┌─ Task inputs

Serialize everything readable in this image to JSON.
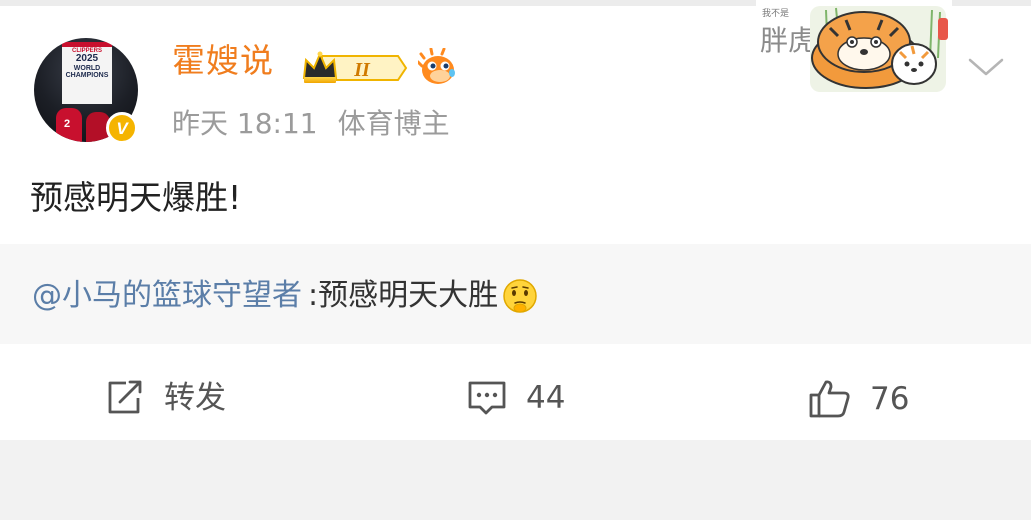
{
  "post": {
    "username": "霍嫂说",
    "level_badge": "II",
    "time": "昨天 18:11",
    "source": "体育博主",
    "text": "预感明天爆胜!"
  },
  "avatar": {
    "banner_line1": "CLIPPERS",
    "banner_line2": "2025",
    "banner_line3": "WORLD",
    "banner_line4": "CHAMPIONS",
    "jersey_number": "2",
    "verified_mark": "V"
  },
  "sticker": {
    "small_text": "我不是",
    "big_text": "胖虎"
  },
  "retweet": {
    "mention": "@小马的篮球守望者",
    "text": " :预感明天大胜"
  },
  "actions": {
    "repost_label": "转发",
    "comment_count": "44",
    "like_count": "76"
  },
  "icons": {
    "repost": "share-external-icon",
    "comment": "comment-bubble-icon",
    "like": "thumbs-up-icon",
    "more": "chevron-down-icon",
    "emoji": "thinking-face-emoji",
    "crown": "crown-badge-icon",
    "fish": "pufferfish-icon"
  },
  "colors": {
    "username": "#f07d1e",
    "mention": "#5b7ea8",
    "verified": "#f5b400",
    "meta": "#9b9b9b"
  }
}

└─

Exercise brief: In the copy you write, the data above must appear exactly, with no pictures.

Result:
Serialize everything readable in this image to JSON.
{
  "post": {
    "username": "霍嫂说",
    "level_badge": "II",
    "time": "昨天 18:11",
    "source": "体育博主",
    "text": "预感明天爆胜!"
  },
  "avatar": {
    "banner_line1": "CLIPPERS",
    "banner_line2": "2025",
    "banner_line3": "WORLD",
    "banner_line4": "CHAMPIONS",
    "jersey_number": "2",
    "verified_mark": "V"
  },
  "sticker": {
    "small_text": "我不是",
    "big_text": "胖虎"
  },
  "retweet": {
    "mention": "@小马的篮球守望者",
    "text": " :预感明天大胜"
  },
  "actions": {
    "repost_label": "转发",
    "comment_count": "44",
    "like_count": "76"
  },
  "icons": {
    "repost": "share-external-icon",
    "comment": "comment-bubble-icon",
    "like": "thumbs-up-icon",
    "more": "chevron-down-icon",
    "emoji": "thinking-face-emoji",
    "crown": "crown-badge-icon",
    "fish": "pufferfish-icon"
  },
  "colors": {
    "username": "#f07d1e",
    "mention": "#5b7ea8",
    "verified": "#f5b400",
    "meta": "#9b9b9b"
  }
}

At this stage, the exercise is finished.